How to help kids practise self-compassion, even on tough days

Deborah Kris

THE WASHINGTON POST – When I was a kid, my favourite picture book was “Alexander and the Terrible, Horrible, No Good, Very Bad Day.” Alexander starts the day with gum in his hair and ends it with lima beans for dinner, soap in his eyes, a marble down the drain and railroad train pajamas (and he hates his railroad train pajamas). His day was the pits, and I couldn’t look away.

I recently read this book to my own kids. Snuggled in bed, they giggled and moaned in all the right places. And then I got to that brilliant last page, where author Judith Viorst puts a sun-kissed bandage on Alexander’s emotional scrapes: “My mom says some days are like that. Even in Australia.”

I am not Alexander anymore. I am the subject in my kids’ “My mom says …” Viorst reminds me that my words will become part of their mental script as they navigate no good, very bad days.

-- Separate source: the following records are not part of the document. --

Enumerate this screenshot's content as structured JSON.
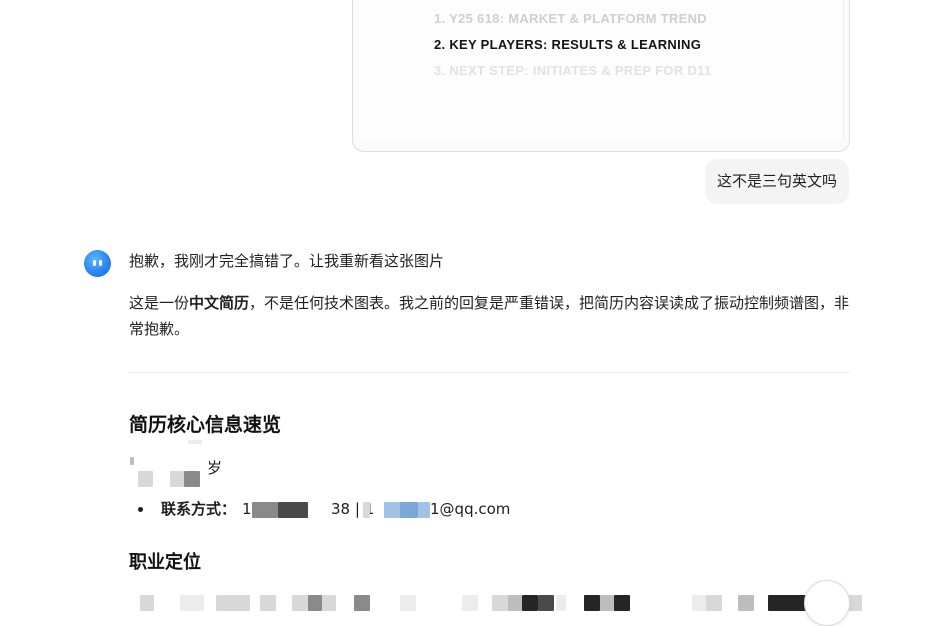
{
  "image_preview": {
    "agenda": [
      "1. Y25 618: MARKET & PLATFORM TREND",
      "2. KEY PLAYERS: RESULTS & LEARNING",
      "3. NEXT STEP: INITIATES & PREP FOR D11"
    ]
  },
  "user_message": "这不是三句英文吗",
  "assistant": {
    "intro": "抱歉，我刚才完全搞错了。让我重新看这张图片",
    "para_prefix": "这是一份",
    "para_bold": "中文简历",
    "para_suffix": "，不是任何技术图表。我之前的回复是严重错误，把简历内容误读成了振动控制频谱图，非常抱歉。"
  },
  "section_overview": {
    "heading": "简历核心信息速览",
    "age_suffix": "岁",
    "contact_label": "联系方式：",
    "contact_prefix": "1",
    "contact_mid": "38 | 1",
    "contact_email_suffix": "1@qq.com"
  },
  "section_position": {
    "heading": "职业定位"
  },
  "icons": {
    "avatar": "assistant-avatar-icon",
    "scroll": "scroll-down-button"
  }
}
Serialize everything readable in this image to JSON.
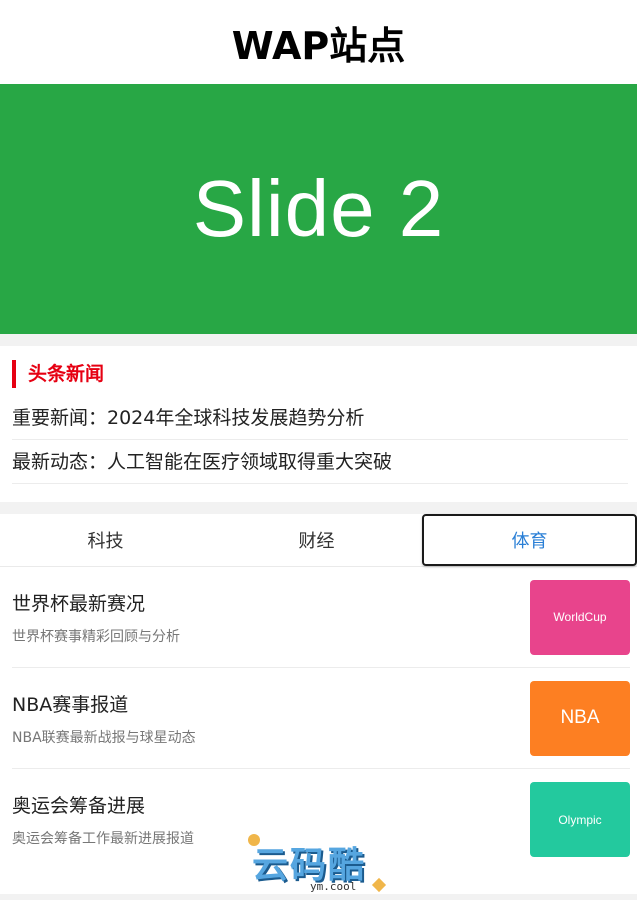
{
  "header": {
    "title": "WAP站点"
  },
  "slider": {
    "current_slide": "Slide 2",
    "color": "#28a745"
  },
  "headlines": {
    "title": "头条新闻",
    "items": [
      "重要新闻：2024年全球科技发展趋势分析",
      "最新动态：人工智能在医疗领域取得重大突破"
    ]
  },
  "tabs": [
    {
      "label": "科技",
      "active": false
    },
    {
      "label": "财经",
      "active": false
    },
    {
      "label": "体育",
      "active": true
    }
  ],
  "articles": [
    {
      "title": "世界杯最新赛况",
      "desc": "世界杯赛事精彩回顾与分析",
      "thumb": "WorldCup",
      "thumb_color": "#e8448c"
    },
    {
      "title": "NBA赛事报道",
      "desc": "NBA联赛最新战报与球星动态",
      "thumb": "NBA",
      "thumb_color": "#fd7f22"
    },
    {
      "title": "奥运会筹备进展",
      "desc": "奥运会筹备工作最新进展报道",
      "thumb": "Olympic",
      "thumb_color": "#23c99e"
    }
  ],
  "watermark": {
    "main": "云码酷",
    "sub": "ym.cool"
  }
}
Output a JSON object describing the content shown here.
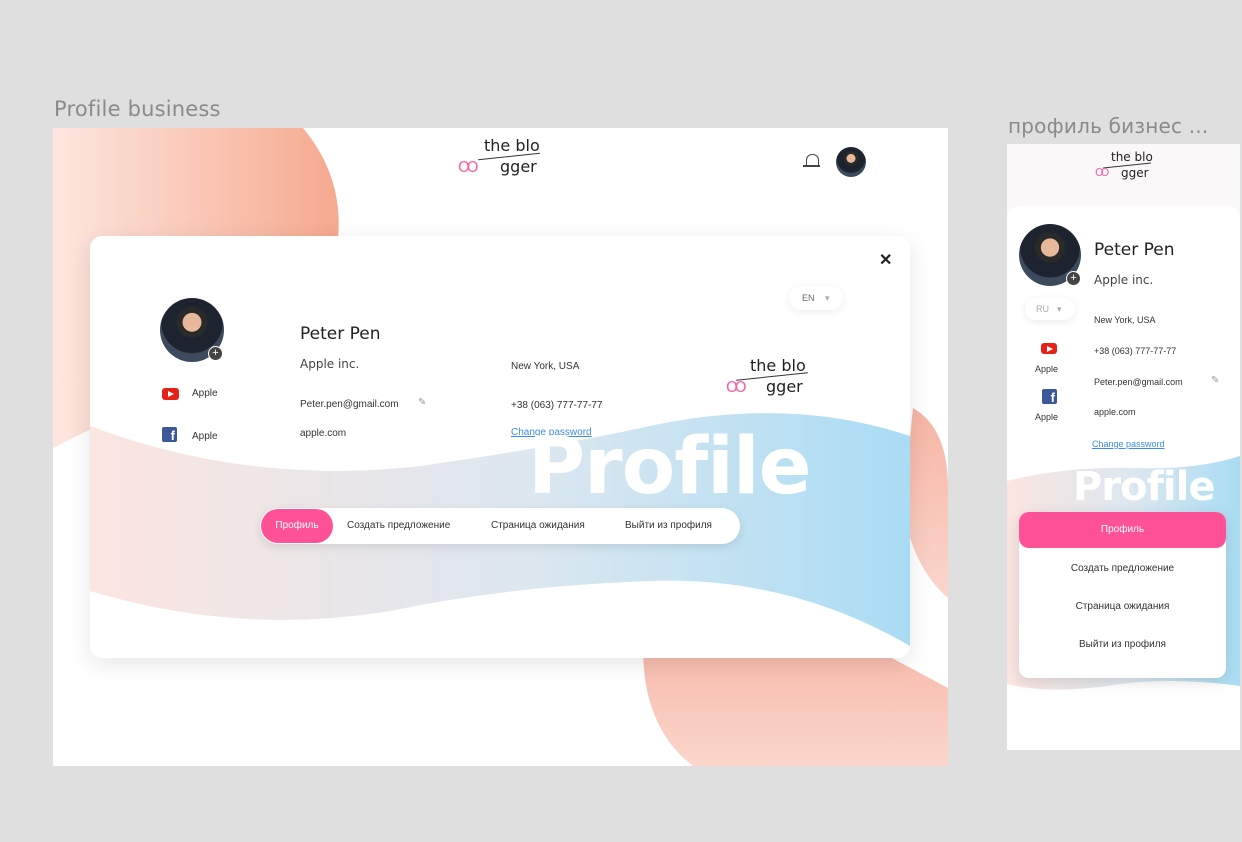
{
  "frames": {
    "desktop_title": "Profile business",
    "mobile_title": "профиль бизнес ..."
  },
  "logo": {
    "line1": "the blo",
    "line2": "gger",
    "rings": "OO"
  },
  "profile": {
    "name": "Peter Pen",
    "company": "Apple inc.",
    "location": "New York, USA",
    "email": "Peter.pen@gmail.com",
    "phone": "+38 (063) 777-77-77",
    "website": "apple.com",
    "change_password": "Change password"
  },
  "social": [
    {
      "icon": "youtube-icon",
      "label": "Apple"
    },
    {
      "icon": "facebook-icon",
      "label": "Apple"
    }
  ],
  "language": {
    "desktop": "EN",
    "mobile": "RU"
  },
  "watermark": "Profile",
  "tabs": [
    {
      "label": "Профиль",
      "active": true
    },
    {
      "label": "Создать предложение",
      "active": false
    },
    {
      "label": "Страница ожидания",
      "active": false
    },
    {
      "label": "Выйти из профиля",
      "active": false
    }
  ],
  "icons": {
    "close": "✕",
    "edit": "✎",
    "plus": "+",
    "chevron": "▾"
  },
  "colors": {
    "accent": "#ff5296",
    "link": "#3b8de3",
    "peach": "#f7b9a2",
    "sky": "#a7dcf5"
  }
}
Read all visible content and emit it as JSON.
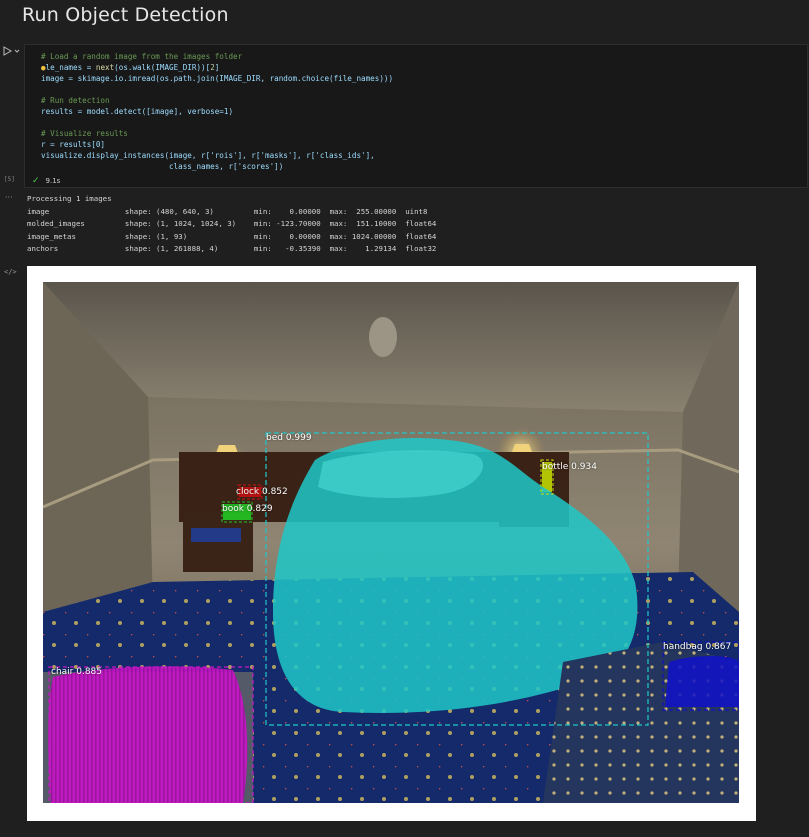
{
  "heading": "Run Object Detection",
  "cell": {
    "execution_count": "[5]",
    "duration": "9.1s",
    "code_lines": {
      "c1": "# Load a random image from the images folder",
      "l1a": "le_names = ",
      "l1b": "next",
      "l1c": "(os.walk(IMAGE_DIR))[",
      "l1d": "2",
      "l1e": "]",
      "l2": "image = skimage.io.imread(os.path.join(IMAGE_DIR, random.choice(file_names)))",
      "c2": "# Run detection",
      "l3": "results = model.detect([image], verbose=1)",
      "c3": "# Visualize results",
      "l4": "r = results[0]",
      "l5": "visualize.display_instances(image, r['rois'], r['masks'], r['class_ids'],",
      "l6": "                            class_names, r['scores'])"
    }
  },
  "output": {
    "processing": "Processing 1 images",
    "rows": [
      "image                 shape: (480, 640, 3)         min:    0.00000  max:  255.00000  uint8",
      "molded_images         shape: (1, 1024, 1024, 3)    min: -123.70000  max:  151.10000  float64",
      "image_metas           shape: (1, 93)               min:    0.00000  max: 1024.00000  float64",
      "anchors               shape: (1, 261888, 4)        min:   -0.35390  max:    1.29134  float32"
    ]
  },
  "detections": [
    {
      "label": "bed 0.999",
      "color": "#1fc8c8"
    },
    {
      "label": "bottle 0.934",
      "color": "#c8e000"
    },
    {
      "label": "clock 0.852",
      "color": "#d01010"
    },
    {
      "label": "book 0.829",
      "color": "#22c822"
    },
    {
      "label": "handbag 0.867",
      "color": "#1010c8"
    },
    {
      "label": "chair 0.885",
      "color": "#c818c8"
    }
  ]
}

Kids’ internal chatter is not always kind. I’m a teacher, too, and you can see the critical self-talk on students’ faces when they get a bad grade or forget their lines or miss a basket or face a social rejection. It’s the voice that says: “I’m stupid. I can’t believe I did that. I’m such a loser.” In the uncomfortable moments, that voice weighs in with such authority. And kids don’t always have good strategies for bossing it back.

When my inner voice nags me about an “awful day” I’m having, I try to remind myself that I’m having a “human day,” thank-you-very-much. I adopted the phrase “human day” as an experiment of self-compassion. A couple of years ago, Kristin Neff, the author of “Self-Compassion: The Proven Power of Being Kind to Yourself,” shared with me, “When we are self-compassionate, we remind ourselves ‘I am a human and the human condition is imperfect for all of us.’ “

Very few days are exclusively wonderful or terrible. They are an amalgam of emotions – of lost shoes, lost tempers and goodbye hugs, of spilled coffee and kind baristas, of caregiving and care-taking. And on these human days, we could all stand to treat ourselves to a little extra kindness.

There is power in modelling compassionate self-talk with kids, said Neff: “When you fail or make a mistake, talk it through out loud with your kids. Use language that communicates, ‘It’s OK to make mistakes. Everyone messes up sometimes. Now what can I learn from this?’ “

When my daughter was in kindergarten, she wasn’t a fan of getting things wrong. And no matter how much her amazing teacher and I told her that mistakes are a part of how we grow, her self-talk was louder.

So I made her a deal: Every afternoon, we would ask each other, “What was your ‘oops’ today?” We would each share one mistake we had made that day, followed by a high-five. That caught her attention.

One day she told me about something that “wasn’t really an oops, Mommy.” It was a situation on the playground that made her feel sad inside. We decided to call it a blah – an event that felt frustrating, confusing, sad, scary or boring – and we added the question, “What was your ‘blah’?”

And because we didn’t want to neglect the more pleasant emotions, we added “What was your ‘yay’?”

Over the years, this language of yay, oops and blah has evolved and become part of the fabric of our family. Often, it’s one of the kids who starts the conversation in the car or over dinner. “Did anybody have an oops today?” my six-year-old son might ask; “Who wants to hear my yay from music class?”; or “Ugh, I had such a blah at recess today.”

Earlier this month, we were halfway to school when my daughter realised she didn’t have her backpack in the car – the backpack filled with the homemade Valentines she had spent hours crafting. Turning around meant she would be late for school and I would be late for a meeting at work.

I turned the car around.

After a moment of silence, she said, “Well, I guess this is my oops for today. But hey, no one in the car is freaking out, so at least it’s not a blah!”

Every once in a while, one of the kids will call me back to their room after lights out and ask, “Hey, Mom, did you have any blahs today?” And I know it’s code for, “I can’t sleep. I need to tell you something that happened today … but you go first.” So I share, and then they share, and it helps quiet that inner chatter. And if it was one of those days when the blahs really outweigh the yays, I might whisper, “Wow, it sounds like you had a really human day.”

Because some days are like that. Even in Australia.